Today, the Department of Commerce launched a second Tech Hubs Phase 2 Notice of Funding Opportunity (NOFO), allowing these designated Tech Hubs to apply to receive between $40 million and $70 million each for implementation funding, totaling nearly $500 million.
The Loop Tech Hub’s key technology focus area of the Loop Tech Hub is advanced energy and industrial efficiency technologies, such as batteries (from vehicle to grid-scale applications) and consists of more than 50 consortium partners across industry, the public sector, private sector, and non-profit sector. Consortium members also include other NSHE institutions (Great Basin College, Truckee Meadows Community College and Western Nevada College).
“Nevada is home to world-leaders in EV battery development and recycling, as well as the nation’s only operating lithium mine, the largest lithium mine under production in North America and highly advanced research infrastructure,” Vice President for Research and Innovation at the University of Nevada, Reno, Mridul Gautam, said. “This co-location of raw resources, key talent and advanced R&D positions the state to be highly innovative. This Tech Hub Designation is a strong endorsement of this region’s plan to supercharge a critical technology ecosystem and become a global leader over the next decade.”
“The University of Nevada, Reno conducts cutting-edge research and runs nationally recognized education programs related to EV resource and technology,” Dick Bartholet, co-principal investigator, interim Regional Innovation Officer and research associate in the College of Business, said. “In collaboration with relevant industry, Nevada has well-established workforce development programs that educate, train and transition the next generation workforce to an economy of the future.”
Relatedly, the National Science Foundation announced 44 NSF Engines Development Awards in May to help regions plan for a future Regional Innovation Ecosystem (NSF Engine). The NSF Engines program is designed to support innovation in geographies that have not received the full benefits of technology advancement in past decades. In Nevada, a coalition with nearly two dozen partners spanning industry, non-profits, state government, and academia, with key minority-serving institutions, are leveraging this funding to create the early scaffolding to support innovation and advance the circular economy for lithium batteries, a critical resource for renewable energy.
"We congratulate the University of Nevada, Reno on this tremendous achievement," said Karsten Heise, Senior Director Strategic Programs & Innovation at the Nevada Governor’s Office of Economic Development. “After being selected for the NSF Engines Development Award for advancing the circular economy for lithium batteries a few months ago, this EDA Tech Hub Designation is a true testament to Nevada's current momentum in these critical technology areas. The EDA Tech Hub and NSF Engine reinforce each other and represent the greatest opportunities in a decade for Nevada to build genuine regional innovation ecosystems and, in the words of Secretary Raimondo, to become a world-class technology leader resulting in rapid economic growth spurring private investment and job creation. These new opportunities will lend substantial support to GOED's strategic objectives for turning electric and innovative Nevada into a reality."

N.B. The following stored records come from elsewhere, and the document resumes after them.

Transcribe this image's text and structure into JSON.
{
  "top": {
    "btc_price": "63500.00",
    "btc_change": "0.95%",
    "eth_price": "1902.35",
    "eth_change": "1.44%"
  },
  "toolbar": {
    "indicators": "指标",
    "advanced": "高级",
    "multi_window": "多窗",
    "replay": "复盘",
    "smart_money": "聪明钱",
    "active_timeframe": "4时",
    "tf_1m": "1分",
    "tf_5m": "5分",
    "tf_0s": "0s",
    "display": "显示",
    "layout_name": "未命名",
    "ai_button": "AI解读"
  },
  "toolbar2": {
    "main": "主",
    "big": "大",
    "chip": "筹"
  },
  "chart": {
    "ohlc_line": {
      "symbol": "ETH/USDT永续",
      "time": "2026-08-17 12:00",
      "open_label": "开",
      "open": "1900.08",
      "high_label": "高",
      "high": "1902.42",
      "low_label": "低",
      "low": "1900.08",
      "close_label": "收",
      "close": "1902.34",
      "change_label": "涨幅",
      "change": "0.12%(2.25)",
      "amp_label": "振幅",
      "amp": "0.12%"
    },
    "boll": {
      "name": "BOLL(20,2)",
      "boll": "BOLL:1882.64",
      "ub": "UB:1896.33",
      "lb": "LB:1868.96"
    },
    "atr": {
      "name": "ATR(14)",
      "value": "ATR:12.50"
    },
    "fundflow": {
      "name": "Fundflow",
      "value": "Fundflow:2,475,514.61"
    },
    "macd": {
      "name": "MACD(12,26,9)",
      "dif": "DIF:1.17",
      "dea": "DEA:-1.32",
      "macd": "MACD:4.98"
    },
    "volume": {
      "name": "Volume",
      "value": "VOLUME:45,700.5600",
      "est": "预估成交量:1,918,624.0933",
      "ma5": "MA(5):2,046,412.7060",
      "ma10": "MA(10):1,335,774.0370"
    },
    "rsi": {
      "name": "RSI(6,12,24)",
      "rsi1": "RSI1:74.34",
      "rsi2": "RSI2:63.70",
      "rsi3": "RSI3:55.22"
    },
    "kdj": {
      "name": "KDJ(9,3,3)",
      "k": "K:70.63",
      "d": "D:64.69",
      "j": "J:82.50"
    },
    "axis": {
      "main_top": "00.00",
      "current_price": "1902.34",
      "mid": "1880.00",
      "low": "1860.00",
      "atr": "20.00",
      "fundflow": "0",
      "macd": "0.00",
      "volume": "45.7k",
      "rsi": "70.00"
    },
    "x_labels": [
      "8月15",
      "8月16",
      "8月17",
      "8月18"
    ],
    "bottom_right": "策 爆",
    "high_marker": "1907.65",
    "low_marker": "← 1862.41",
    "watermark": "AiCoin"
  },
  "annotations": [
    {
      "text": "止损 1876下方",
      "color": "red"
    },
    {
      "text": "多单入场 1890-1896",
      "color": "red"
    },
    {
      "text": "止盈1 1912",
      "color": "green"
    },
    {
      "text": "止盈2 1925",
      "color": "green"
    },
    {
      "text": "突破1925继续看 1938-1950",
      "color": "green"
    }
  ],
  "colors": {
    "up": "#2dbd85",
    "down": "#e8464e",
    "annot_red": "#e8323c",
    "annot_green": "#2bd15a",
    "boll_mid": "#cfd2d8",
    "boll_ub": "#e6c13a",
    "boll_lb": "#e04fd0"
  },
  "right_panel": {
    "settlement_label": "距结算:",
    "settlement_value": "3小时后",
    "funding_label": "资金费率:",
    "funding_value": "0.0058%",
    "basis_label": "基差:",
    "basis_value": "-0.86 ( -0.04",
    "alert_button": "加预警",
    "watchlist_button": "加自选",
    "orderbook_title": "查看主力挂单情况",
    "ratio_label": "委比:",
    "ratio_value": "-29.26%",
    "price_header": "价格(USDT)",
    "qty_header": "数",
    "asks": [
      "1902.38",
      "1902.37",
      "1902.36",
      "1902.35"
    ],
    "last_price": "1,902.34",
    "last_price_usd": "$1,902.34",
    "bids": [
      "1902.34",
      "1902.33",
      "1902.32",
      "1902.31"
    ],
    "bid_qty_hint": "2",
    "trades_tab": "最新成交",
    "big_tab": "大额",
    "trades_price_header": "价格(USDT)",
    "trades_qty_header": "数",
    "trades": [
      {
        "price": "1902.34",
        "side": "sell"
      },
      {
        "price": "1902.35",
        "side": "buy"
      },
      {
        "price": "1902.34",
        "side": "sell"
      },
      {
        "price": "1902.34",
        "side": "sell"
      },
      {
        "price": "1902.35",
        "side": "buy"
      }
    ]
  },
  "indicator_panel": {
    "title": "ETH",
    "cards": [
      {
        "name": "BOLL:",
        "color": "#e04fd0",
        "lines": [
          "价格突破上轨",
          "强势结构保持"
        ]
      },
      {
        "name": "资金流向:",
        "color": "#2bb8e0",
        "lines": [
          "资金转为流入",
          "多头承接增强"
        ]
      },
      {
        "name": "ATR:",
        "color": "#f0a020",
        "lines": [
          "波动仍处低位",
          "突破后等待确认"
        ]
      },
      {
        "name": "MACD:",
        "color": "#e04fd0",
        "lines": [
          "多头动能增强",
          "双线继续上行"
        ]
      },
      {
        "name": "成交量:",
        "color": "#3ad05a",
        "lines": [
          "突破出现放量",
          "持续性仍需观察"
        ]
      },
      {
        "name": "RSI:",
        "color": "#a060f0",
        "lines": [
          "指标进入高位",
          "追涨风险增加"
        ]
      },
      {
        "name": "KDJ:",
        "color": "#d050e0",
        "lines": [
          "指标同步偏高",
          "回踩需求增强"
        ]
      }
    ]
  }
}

The Phase 1 winners were selected from nearly 400 applications from regional consortia that include industry, academia, state and local governments, economic development organizations, and labor and workforce partners. As part of the Tech Hubs competition, each consortium outlined plans for strengthening its region’s capacity to manufacture, commercialize, and deploy critical technologies.